He’s not a great outfielder, but if the Orioles don’t re-sign Nate McLouth after this season, the team could be looking at Nick Markakis, Adam Jones and Willingham in left.
As a designated hitter, Willingham isn’t a bad choice for next year, hoping that at 35, he can be closer to the 2012 hitter than the 2013 model. For this year, he’d probably supplant Danny Valencia, who could be temporarily optioned to Norfolk and brought back when the Tides’ season ends.
The Orioles will have to find a DH from the right side for next year. They’ll also need, at worst, a fourth outfielder even if they do bring back McLouth. Nolan Reimold’s future is uncertain, and if he’s back in spring training next year, it will probably be on a minor league deal.
Seattle has shown interest in retaining Morse, but because he's a rental, his price would be lower than Willingham's.
Like Willingham, he also missed five weeks. His was a quadriceps injury. Since returning in late July, Morse's batting average has tumbled from .251 to .226. He has just two home runs in his last 32 games, 13 this season and 27 RBIs.
In order for a player, like Willingham or Morse, who comes from outside the organization, to be eligible for the playoff roster, they must be Orioles property by Saturday at 11:59 p.m.

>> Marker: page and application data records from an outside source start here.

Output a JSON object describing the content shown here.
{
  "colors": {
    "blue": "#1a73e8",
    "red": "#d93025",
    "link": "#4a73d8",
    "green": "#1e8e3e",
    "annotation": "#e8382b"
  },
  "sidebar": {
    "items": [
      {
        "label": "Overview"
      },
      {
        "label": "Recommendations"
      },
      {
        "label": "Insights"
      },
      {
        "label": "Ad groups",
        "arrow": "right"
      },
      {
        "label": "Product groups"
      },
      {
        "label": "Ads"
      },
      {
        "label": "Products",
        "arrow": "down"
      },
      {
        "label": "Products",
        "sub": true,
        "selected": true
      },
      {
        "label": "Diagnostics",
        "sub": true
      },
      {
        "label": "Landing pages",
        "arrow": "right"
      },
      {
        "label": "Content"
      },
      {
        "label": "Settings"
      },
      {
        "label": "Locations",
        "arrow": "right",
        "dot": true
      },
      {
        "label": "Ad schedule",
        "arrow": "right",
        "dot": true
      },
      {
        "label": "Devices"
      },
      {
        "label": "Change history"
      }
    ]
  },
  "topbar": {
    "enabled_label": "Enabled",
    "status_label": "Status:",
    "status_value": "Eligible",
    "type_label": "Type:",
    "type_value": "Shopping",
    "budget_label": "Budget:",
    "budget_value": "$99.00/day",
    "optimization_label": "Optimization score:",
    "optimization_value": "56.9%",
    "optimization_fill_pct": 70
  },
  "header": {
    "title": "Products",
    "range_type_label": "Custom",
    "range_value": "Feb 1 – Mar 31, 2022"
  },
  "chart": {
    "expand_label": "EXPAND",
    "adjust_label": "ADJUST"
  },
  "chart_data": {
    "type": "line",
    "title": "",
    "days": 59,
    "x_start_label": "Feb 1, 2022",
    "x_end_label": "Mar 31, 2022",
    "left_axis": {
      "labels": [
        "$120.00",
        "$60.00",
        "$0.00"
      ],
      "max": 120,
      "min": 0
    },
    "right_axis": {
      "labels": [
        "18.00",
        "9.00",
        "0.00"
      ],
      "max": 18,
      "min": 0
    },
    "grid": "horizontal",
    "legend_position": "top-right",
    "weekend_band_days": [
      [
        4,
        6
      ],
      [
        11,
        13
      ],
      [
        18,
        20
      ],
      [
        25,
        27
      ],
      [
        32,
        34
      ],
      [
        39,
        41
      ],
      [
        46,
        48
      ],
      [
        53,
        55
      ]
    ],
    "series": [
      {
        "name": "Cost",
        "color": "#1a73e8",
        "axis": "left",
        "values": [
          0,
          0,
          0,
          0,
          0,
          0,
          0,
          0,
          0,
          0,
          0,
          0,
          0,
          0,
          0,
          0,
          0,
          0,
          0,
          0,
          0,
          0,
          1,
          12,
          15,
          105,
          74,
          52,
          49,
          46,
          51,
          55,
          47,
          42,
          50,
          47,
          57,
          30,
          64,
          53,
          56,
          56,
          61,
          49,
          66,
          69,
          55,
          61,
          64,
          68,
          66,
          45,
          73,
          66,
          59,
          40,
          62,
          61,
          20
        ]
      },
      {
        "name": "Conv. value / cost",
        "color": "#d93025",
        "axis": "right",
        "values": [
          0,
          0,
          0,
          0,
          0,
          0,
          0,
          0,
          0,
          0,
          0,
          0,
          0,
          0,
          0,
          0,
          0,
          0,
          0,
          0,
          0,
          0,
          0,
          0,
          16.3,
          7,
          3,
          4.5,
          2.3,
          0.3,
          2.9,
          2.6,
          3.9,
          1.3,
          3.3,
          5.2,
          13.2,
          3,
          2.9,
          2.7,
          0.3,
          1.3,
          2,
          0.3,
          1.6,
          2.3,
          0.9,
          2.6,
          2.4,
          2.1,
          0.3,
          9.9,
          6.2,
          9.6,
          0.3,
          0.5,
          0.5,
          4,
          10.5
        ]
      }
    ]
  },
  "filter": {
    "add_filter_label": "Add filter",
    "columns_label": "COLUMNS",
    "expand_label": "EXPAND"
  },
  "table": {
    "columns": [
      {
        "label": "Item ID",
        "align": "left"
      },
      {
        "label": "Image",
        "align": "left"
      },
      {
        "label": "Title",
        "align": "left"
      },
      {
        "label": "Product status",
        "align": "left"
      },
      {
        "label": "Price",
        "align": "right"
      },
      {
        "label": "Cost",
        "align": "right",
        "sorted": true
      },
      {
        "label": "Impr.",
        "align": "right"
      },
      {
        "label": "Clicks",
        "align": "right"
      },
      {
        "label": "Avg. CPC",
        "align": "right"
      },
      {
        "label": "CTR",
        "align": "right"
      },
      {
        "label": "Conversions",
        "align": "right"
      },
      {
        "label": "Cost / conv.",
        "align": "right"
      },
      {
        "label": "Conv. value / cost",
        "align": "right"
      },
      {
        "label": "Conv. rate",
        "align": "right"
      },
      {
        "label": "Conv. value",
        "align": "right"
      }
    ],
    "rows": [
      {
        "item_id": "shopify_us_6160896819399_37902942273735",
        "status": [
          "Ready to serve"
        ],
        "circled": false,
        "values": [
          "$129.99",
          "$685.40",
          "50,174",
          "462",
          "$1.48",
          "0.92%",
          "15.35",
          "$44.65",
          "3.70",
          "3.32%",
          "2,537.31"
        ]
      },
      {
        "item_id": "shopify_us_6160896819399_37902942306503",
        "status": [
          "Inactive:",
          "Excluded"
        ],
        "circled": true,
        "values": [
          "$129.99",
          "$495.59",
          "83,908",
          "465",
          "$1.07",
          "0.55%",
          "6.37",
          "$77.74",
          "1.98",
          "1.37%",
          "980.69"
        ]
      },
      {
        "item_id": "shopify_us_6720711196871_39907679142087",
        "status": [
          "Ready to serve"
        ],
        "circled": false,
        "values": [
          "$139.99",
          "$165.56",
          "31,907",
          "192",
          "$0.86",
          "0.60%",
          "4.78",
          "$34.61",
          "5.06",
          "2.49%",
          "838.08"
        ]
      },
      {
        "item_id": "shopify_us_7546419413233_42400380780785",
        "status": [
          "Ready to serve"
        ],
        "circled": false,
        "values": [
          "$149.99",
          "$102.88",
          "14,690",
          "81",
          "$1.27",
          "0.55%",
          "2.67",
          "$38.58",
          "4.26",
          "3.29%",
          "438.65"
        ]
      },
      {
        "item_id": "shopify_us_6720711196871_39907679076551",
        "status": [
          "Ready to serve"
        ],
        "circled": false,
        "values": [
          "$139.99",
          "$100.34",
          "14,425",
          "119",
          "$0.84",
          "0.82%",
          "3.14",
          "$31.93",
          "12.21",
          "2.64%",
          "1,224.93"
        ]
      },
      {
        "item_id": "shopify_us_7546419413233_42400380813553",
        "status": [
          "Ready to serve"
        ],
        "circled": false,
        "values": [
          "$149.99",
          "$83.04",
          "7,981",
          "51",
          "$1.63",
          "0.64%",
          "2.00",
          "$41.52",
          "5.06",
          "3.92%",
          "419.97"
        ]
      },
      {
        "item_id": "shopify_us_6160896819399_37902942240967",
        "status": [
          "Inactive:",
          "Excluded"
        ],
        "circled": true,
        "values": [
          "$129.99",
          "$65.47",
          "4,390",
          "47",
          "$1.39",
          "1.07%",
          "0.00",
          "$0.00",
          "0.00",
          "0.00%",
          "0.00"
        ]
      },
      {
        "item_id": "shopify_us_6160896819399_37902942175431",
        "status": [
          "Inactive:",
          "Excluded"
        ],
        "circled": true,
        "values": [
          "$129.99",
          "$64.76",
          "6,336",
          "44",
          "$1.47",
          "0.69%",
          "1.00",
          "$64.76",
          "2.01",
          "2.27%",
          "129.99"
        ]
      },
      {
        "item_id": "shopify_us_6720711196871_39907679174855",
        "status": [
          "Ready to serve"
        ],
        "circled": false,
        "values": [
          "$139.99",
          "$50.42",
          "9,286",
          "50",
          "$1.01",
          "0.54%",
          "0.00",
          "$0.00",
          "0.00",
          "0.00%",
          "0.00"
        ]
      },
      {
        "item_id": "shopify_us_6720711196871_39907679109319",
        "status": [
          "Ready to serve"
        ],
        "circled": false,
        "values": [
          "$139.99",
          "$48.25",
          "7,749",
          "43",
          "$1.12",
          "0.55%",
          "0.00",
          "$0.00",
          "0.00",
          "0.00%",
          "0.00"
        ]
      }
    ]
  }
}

Expect a busy two days for Duquette.
The news of the Orioles’ waiver claim was first reported by the Baltimore Sun.